Children are required to attend school, and there are various challenges that may have an impact on your child’s success. An Occupational Therapist can assess the motor skills required to sit at the table and hold a pencil, the ability to read from the board and the skills required to remain alert. Common assessments used to measure visual motor integration (skill used to read, trace and letter formation memory) is the Beery VMI or the Test of Visual Perceptual skills. This can be used in conjunction with the Shore Handwriting Screen.Make an Appointment
Child development refers to the sequence of physical, language, thought and emotional changes that occur in a child from birth to the beginning of adulthood. Child development can be actively enhanced through targeted therapeutic intervention during Occupational therapy and Speech Therapy. Common assessments used include Miller Functional and participation Scales, Bruininks-Oseretsky Test of Motor Proficiency, and the Peabody development of motor scales. These assessments can be used from birth to 18 years.Make an Appointment
Rebates and Funding Programs
While Youthrive is a fee paying service, some Medicare and private health insurance rebates may be available for our services. Families are encouraged to speak with their GP and nominated health fund to find out whether they are eligible various rebates. Please note rebates listed below are subject to change without notice.
Better Access to Mental Health Care Initiative
A referral under this Medicare service is typically obtained following consultations with your GP, Paediatrician or Psychiatrist. Individuals who have obtained this referral, may potentially have access to up to 10 rebated sessions per calendar year.Make an Appointment
Chronic Disease & Complex Needs initiative (Formerly known as Enhanced Primary Care Plan)
A referral under this this Medicare service is typically obtained following consultations with your GP. Individuals who have obtained this referral, may potentially have access to up to 5 rebated sessions per calendar year. A rebate of $52.95 is available.Make an Appointment
Helping Children with Autism initiative – Medicare
A referral under this Medicare service is typically obtained following consultations with your Paediatrician or Psychiatrist. Under this initiative, 4 sessions may be available for assessment purposes. Referrals can be made for children under 13 years old for assessment purposes and under 15 years old for therapy. Rebate for Occuptational Therapy is $74.80.Make an Appointment
Follow Up Allied Health Services for People of Aboriginal or Torres Strait Islander Descent

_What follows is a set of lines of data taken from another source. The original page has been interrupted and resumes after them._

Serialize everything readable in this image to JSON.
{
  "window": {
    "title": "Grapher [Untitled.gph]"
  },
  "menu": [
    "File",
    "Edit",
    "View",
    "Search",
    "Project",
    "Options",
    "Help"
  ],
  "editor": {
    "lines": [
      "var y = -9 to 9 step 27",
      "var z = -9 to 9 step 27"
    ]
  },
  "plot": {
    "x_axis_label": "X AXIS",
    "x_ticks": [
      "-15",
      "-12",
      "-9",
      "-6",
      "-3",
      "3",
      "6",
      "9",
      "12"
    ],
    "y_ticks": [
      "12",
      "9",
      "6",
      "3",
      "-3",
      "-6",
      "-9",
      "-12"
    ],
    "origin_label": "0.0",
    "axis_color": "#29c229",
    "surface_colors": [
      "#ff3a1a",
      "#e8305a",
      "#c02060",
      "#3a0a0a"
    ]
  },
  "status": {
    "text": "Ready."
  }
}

Follow up allied health items are available to people of Aboriginal or Torres Strait Islander descent, on referral from their GP. A rebate of $52.95 is available.Make an Appointment
Helping Children with Autism (HCWA) and Better Start for Children with Disability
Youthrive is a recognised provider under the Department of Social Services funding under the ‘Helping Children with Autism (HCWA)’ and ‘Better Start for Children with Disability’ initiatives. Children under the age of 7 years who have a diagnosis of Autism Spectrum Disorder (ASD) or a disability, may be eligible for funding for therapeutic services.Make an Appointment
Better Start for Children with Disability - Medicare
A referral under this Medicare initiative is typically obtained following consultations with your GP, specialist or consultant physician. Under this initiative, children with an eligible disability may receive a rebate on 4 sessions for assessment purposes and a further 20 sessions for therapy purposes. Rebate for Occupational Therapy is $74.80.Make an Appointment
We support families
We use a number of therapy styles and approaches to support children, young people and their families. Because the ‘one size fits all’ rule does not always apply, treatment plans often include a combination of therapy styles in order to develop a specialised plan for the individual.